From the Boardroom: VCH says UBC in good place to respond to new variant, Board endorses plan to reduce 85 per cent of emissions by 2030

At its last meeting of the year, the UBC Board of Governors heard from public health experts on UBC’s COVID-19 safety protocols amid the emerging Omicron variant, and endorsed the university’s Climate Action Plan 2030.

Here is what you might have missed.

‘In as good a place as we possibly can be’

Public health experts from Vancouver Coastal Health (VCH) and UBC told the Board the university is well-situated to respond to the Omicron variant.

Dr. Penny Ballem, chair of the VCH Board and clinical professor at UBC; Dr. Michael Schwandt, a medical health officer at VCH and professor at UBC; and Dr. Daniel Coombs, the math department head and a member of the BC COVID-19 Modelling Group, all cited UBC’s high vaccination rate as helpful in reducing the risk of Omicron on campus.

“We couldn't be in a better place than having 97 per cent vaccinated … so we are in as good a place as we possibly can be,” said Coombs.

Coombs and Schwandt added that it will be important to monitor information on transmissibility and case severity from around the world and locally to mold UBC’s response.

On concerns around travel over the holidays, Schwandt said UBC’s high vaccination rate should help protect against potential travel-related COVID-19 transmission.

The public health experts also thanked UBC for its response to the pandemic in general, with Ballem calling the return to in-person learning “very, very successful.”
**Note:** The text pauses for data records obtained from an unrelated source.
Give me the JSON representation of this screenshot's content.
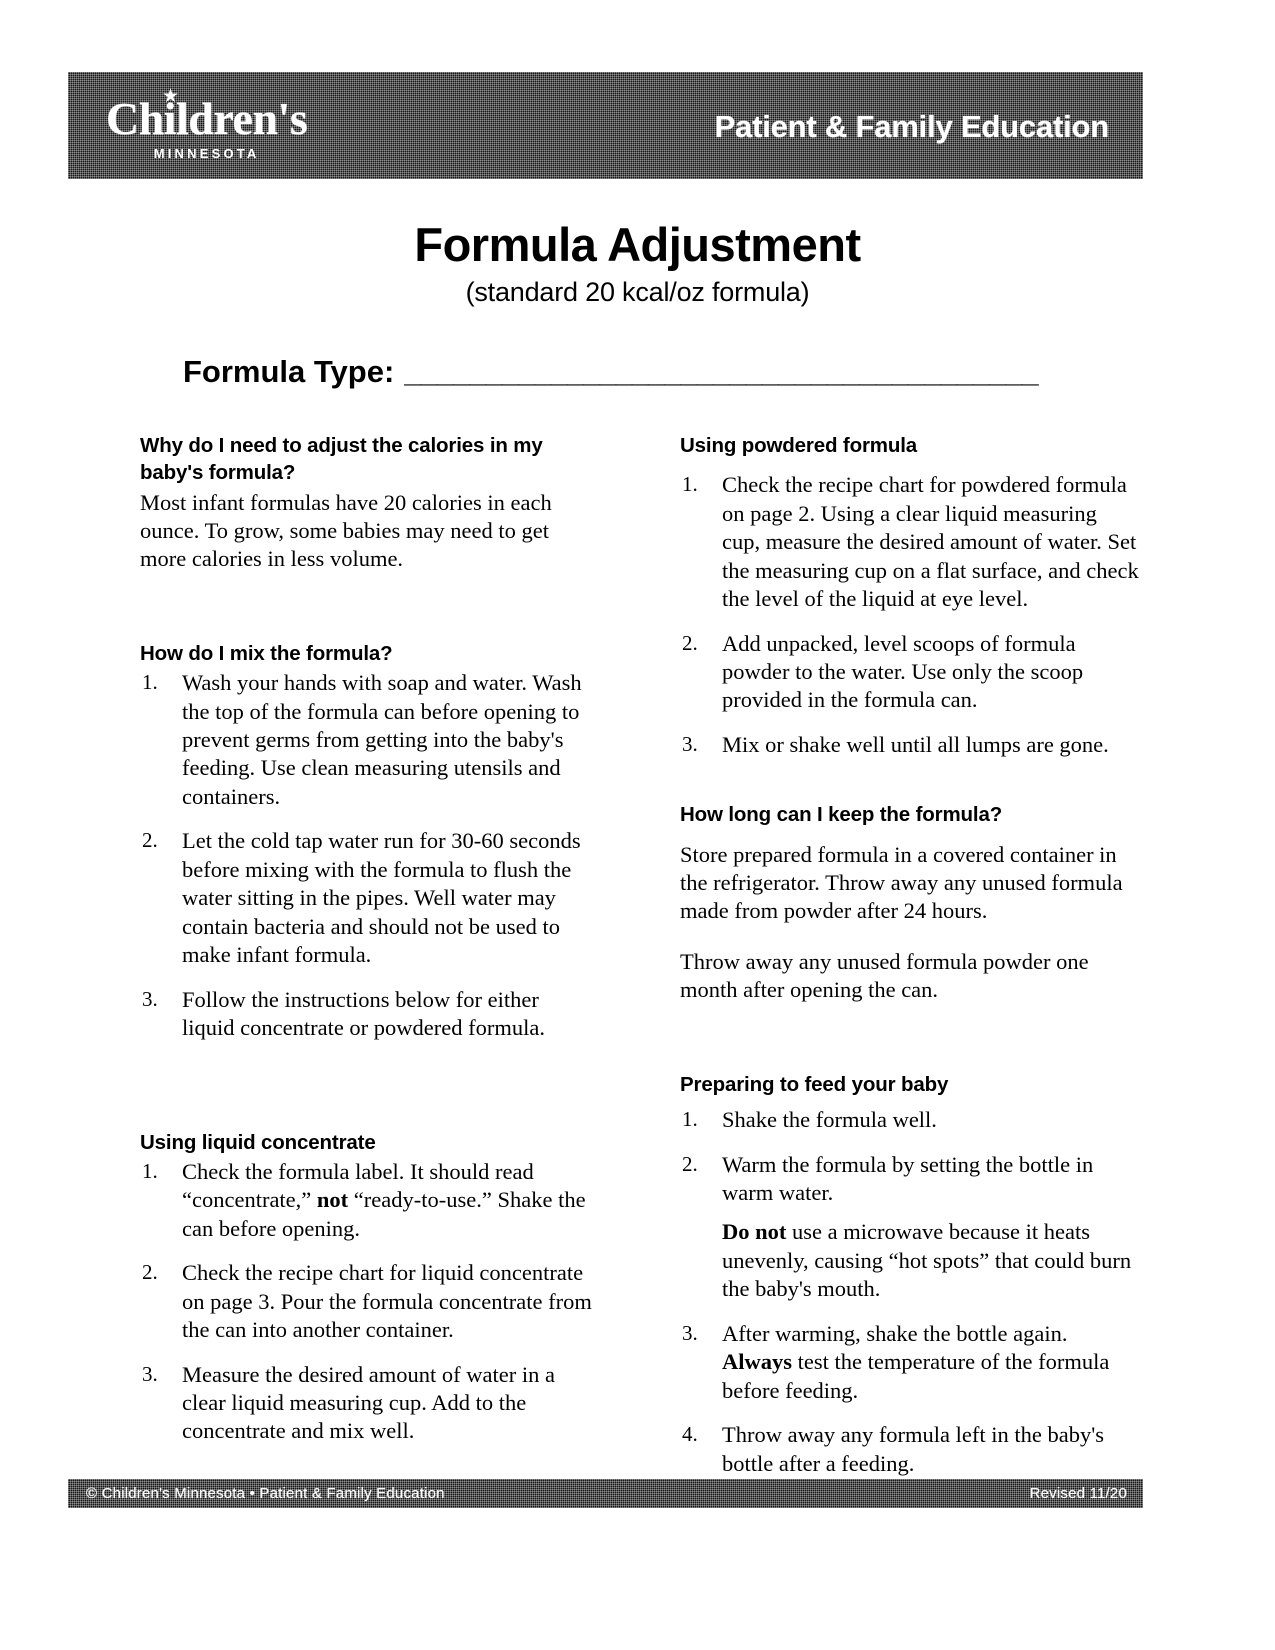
{
  "header": {
    "brand_name": "Children's",
    "brand_star": "★",
    "brand_state": "MINNESOTA",
    "tagline": "Patient & Family Education",
    "bar_color": "#141414",
    "text_color": "#ffffff"
  },
  "title": {
    "main": "Formula Adjustment",
    "subtitle": "(standard 20 kcal/oz formula)"
  },
  "formula_type": {
    "label": "Formula Type:",
    "blank_line": "_______________________________________"
  },
  "left_column": {
    "sections": [
      {
        "heading": "Why do I need to adjust the calories in my baby's formula?",
        "paragraphs": [
          "Most infant formulas have 20 calories in each ounce. To grow, some babies may need to get more calories in less volume."
        ]
      },
      {
        "heading": "How do I mix the formula?",
        "items": [
          {
            "number": "1.",
            "text": "Wash your hands with soap and water. Wash the top of the formula can before opening to prevent germs from getting into the baby's feeding. Use clean measuring utensils and containers."
          },
          {
            "number": "2.",
            "text": "Let the cold tap water run for 30-60 seconds before mixing with the formula to flush the water sitting in the pipes. Well water may contain bacteria and should not be used to make infant formula."
          },
          {
            "number": "3.",
            "text": "Follow the instructions below for either liquid concentrate or powdered formula."
          }
        ]
      },
      {
        "heading": "Using liquid concentrate",
        "items": [
          {
            "number": "1.",
            "text_before": "Check the formula label. It should read “concentrate,” ",
            "bold": "not",
            "text_after": " “ready-to-use.” Shake the can before opening."
          },
          {
            "number": "2.",
            "text": "Check the recipe chart for liquid concentrate on page 3. Pour the formula concentrate from the can into another container."
          },
          {
            "number": "3.",
            "text": "Measure the desired amount of water in a clear liquid measuring cup. Add to the concentrate and mix well."
          }
        ]
      }
    ]
  },
  "right_column": {
    "sections": [
      {
        "heading": "Using powdered formula",
        "items": [
          {
            "number": "1.",
            "text": "Check the recipe chart for powdered formula on page 2. Using a clear liquid measuring cup, measure the desired amount of water. Set the measuring cup on a flat surface, and check the level of the liquid at eye level."
          },
          {
            "number": "2.",
            "text": "Add unpacked, level scoops of formula powder to the water. Use only the scoop provided in the formula can."
          },
          {
            "number": "3.",
            "text": "Mix or shake well until all lumps are gone."
          }
        ]
      },
      {
        "heading": "How long can I keep the formula?",
        "paragraphs": [
          "Store prepared formula in a covered container in the refrigerator. Throw away any unused formula made from powder after 24 hours.",
          "Throw away any unused formula powder one month after opening the can."
        ]
      },
      {
        "heading": "Preparing to feed your baby",
        "items": [
          {
            "number": "1.",
            "text": "Shake the formula well."
          },
          {
            "number": "2.",
            "text": "Warm the formula by setting the bottle in warm water.",
            "sub_bold": "Do not",
            "sub_text": " use a microwave because it heats unevenly, causing “hot spots” that could burn the baby's mouth."
          },
          {
            "number": "3.",
            "text_bold_lead": "",
            "text_before": "After warming, shake the bottle again. ",
            "bold": "Always",
            "text_after": " test the temperature of the formula before feeding."
          },
          {
            "number": "4.",
            "text": "Throw away any formula left in the baby's bottle after a feeding."
          }
        ]
      }
    ]
  },
  "footer": {
    "left": "© Children's Minnesota • Patient & Family Education",
    "right": "Revised 11/20"
  }
}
“One thing that I would note is that UBC has always been very quick to implement the public health measures recommended by our Provincial Health Officer and also, in many cases, gone above and beyond,” Schwandt added, despite past criticisms from the AMS and other groups towards the university’s slow implementation of a partial mask and vaccine mandate.
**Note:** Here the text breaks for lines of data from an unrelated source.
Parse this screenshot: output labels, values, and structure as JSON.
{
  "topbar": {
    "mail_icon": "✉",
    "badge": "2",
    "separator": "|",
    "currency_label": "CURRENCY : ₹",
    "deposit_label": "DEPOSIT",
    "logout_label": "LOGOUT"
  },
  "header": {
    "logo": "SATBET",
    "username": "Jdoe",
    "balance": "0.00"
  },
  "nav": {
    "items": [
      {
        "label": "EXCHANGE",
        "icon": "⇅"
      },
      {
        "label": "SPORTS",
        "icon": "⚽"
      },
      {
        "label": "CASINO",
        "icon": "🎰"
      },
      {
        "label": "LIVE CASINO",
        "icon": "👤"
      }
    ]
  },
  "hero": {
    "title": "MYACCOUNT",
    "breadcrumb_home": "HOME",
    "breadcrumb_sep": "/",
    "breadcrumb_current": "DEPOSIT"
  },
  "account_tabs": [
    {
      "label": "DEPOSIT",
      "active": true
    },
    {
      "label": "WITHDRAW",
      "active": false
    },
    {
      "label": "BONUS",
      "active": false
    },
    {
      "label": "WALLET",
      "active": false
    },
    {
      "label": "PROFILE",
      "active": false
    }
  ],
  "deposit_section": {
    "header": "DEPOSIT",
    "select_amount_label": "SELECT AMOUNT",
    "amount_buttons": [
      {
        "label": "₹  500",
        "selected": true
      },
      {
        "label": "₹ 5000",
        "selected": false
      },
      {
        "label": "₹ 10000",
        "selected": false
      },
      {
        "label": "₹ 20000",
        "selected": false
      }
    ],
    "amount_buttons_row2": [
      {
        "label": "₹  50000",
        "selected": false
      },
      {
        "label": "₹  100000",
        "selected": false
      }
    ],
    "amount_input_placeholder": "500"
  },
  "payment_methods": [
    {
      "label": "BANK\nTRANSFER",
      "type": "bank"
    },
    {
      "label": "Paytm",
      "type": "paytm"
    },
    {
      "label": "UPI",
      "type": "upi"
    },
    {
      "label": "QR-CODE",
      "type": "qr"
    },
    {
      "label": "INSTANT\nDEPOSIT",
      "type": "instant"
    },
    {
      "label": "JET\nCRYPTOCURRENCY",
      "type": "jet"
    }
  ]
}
According to VCH, only 219 students and staff in post-secondary institutions have tested positive for COVID-19 across the region as of this morning. This breaks down to 183 students and 36 staff.
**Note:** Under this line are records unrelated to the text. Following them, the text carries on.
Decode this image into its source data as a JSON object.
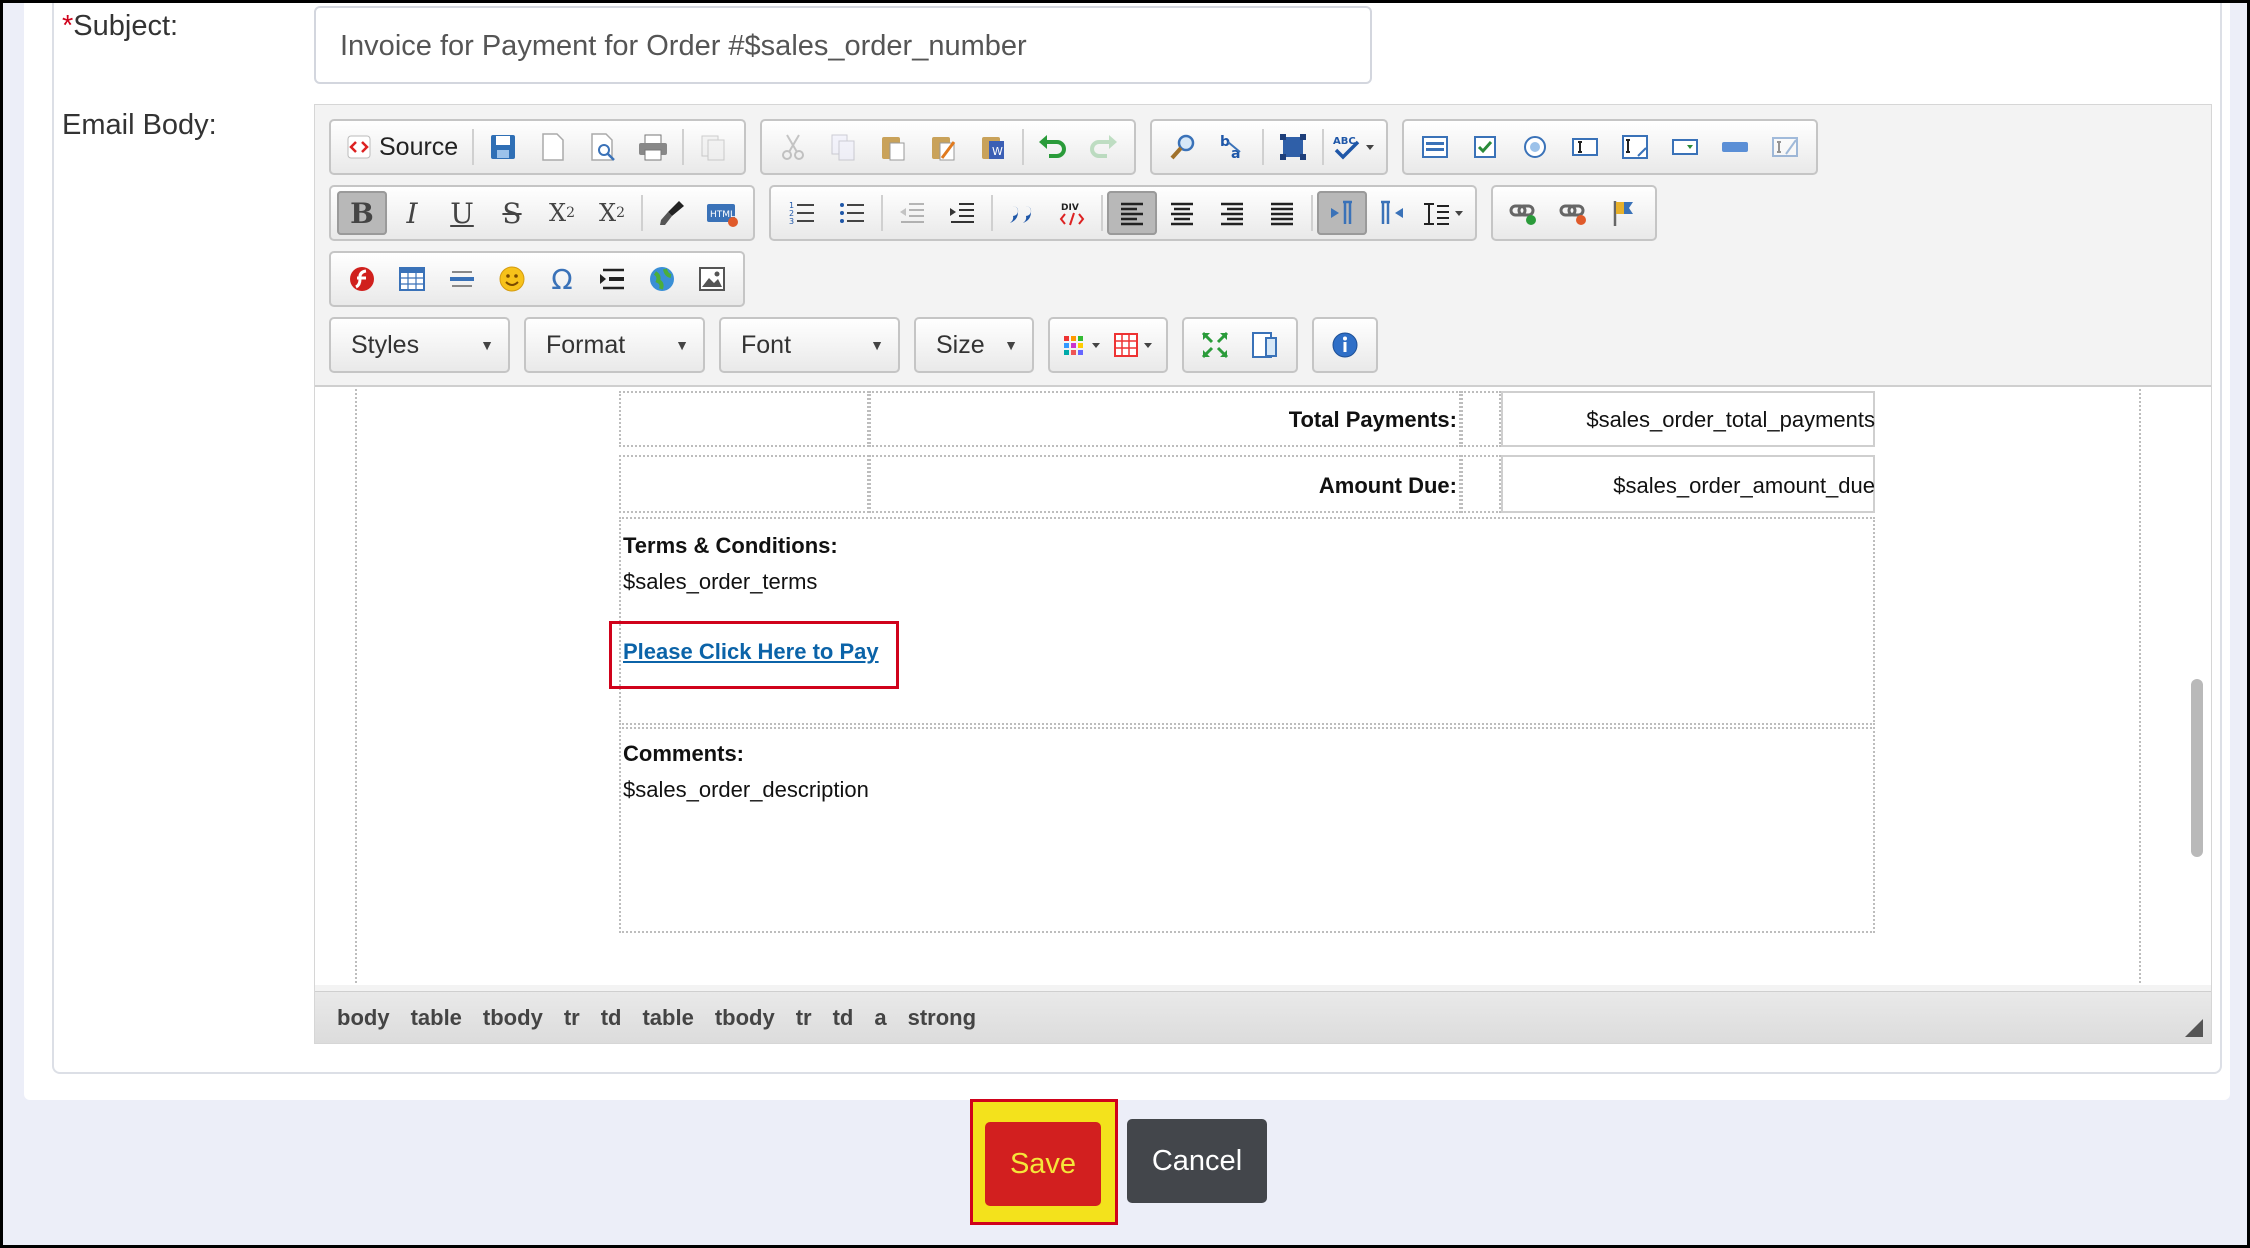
{
  "form": {
    "subject_required_mark": "*",
    "subject_label": "Subject:",
    "subject_value": "Invoice for Payment for Order #$sales_order_number",
    "email_body_label": "Email Body:"
  },
  "toolbar": {
    "source_label": "Source",
    "styles_label": "Styles",
    "format_label": "Format",
    "font_label": "Font",
    "size_label": "Size"
  },
  "content": {
    "total_payments_label": "Total Payments:",
    "total_payments_value": "$sales_order_total_payments",
    "amount_due_label": "Amount Due:",
    "amount_due_value": "$sales_order_amount_due",
    "terms_label": "Terms & Conditions:",
    "terms_value": "$sales_order_terms",
    "pay_link": "Please Click Here to Pay",
    "comments_label": "Comments:",
    "comments_value": "$sales_order_description"
  },
  "path": [
    "body",
    "table",
    "tbody",
    "tr",
    "td",
    "table",
    "tbody",
    "tr",
    "td",
    "a",
    "strong"
  ],
  "actions": {
    "save_label": "Save",
    "cancel_label": "Cancel"
  },
  "colors": {
    "save_bg": "#d21f1f",
    "save_text": "#f5e63a",
    "highlight_yellow": "#f3e21c",
    "highlight_red": "#d0021b",
    "cancel_bg": "#43464b",
    "link": "#0b63a8"
  }
}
Schwandt said VCH hasn’t been able to put symptomatic testing on campus due to resource and staffing issues.

"We have been in conversation with colleagues at UBC who are discussing potential options, noting this issue, both for access to rapid testing for ongoing asymptomatic screening and then also for symptomatic testing,” he said at the meeting.

However, in VCH’s submission to the Board, Schwandt wrote that VCH “would advise UBC leaders that ongoing mandatory rapid tests for unvaccinated personnel, and related employment/academic sanctions, are not required for COVID-19 control in the campus community.” This point was not brought up in the Board’s discussion.

Board endorses CAP 2030

In a unanimous vote, the Board endorsed Climate Action Plan 2030, setting into motion the university’s bold plans to reduce emissions.

The plan aims for an 85 per cent reduction in operational greenhouse gas emissions — such as emissions from burning fossil fuels and UBC’s vehicles — at UBC Vancouver by 2030 compared to 2007 levels. The plan also aims to target scope 3 emissions, which include emissions from commutes, food waste and travel.

One key part of the new plan is a new internal carbon price. When implemented, emissions would be priced at $250/tonne.

Governors asked questions about the resourcing of the plan, and how UBC would continue to engage with the community.

On resources, Ono said the university plans to use its connections with the provincial and federal government to aid with the funding of the plan.

Ono also said the university is advocating to the federal and provincial government through many channels to get more funding for projects like this.

Michael White of Campus and Community Planning called the engagement process “integrated and distributed.” Director of Sustainability and Engineering Dr. John Madden added that UBC is focusing communication efforts on engaging students and faculty in the work.

“I think the other thing to recognize is the students have mobilized incredibly. They’re articulate, they’re compassionate and they’re very dedicated … we work very closely to empower [those clubs] … to help give them the tools and information needs that make them more impactful in their day-to-day initiatives,” Madden said.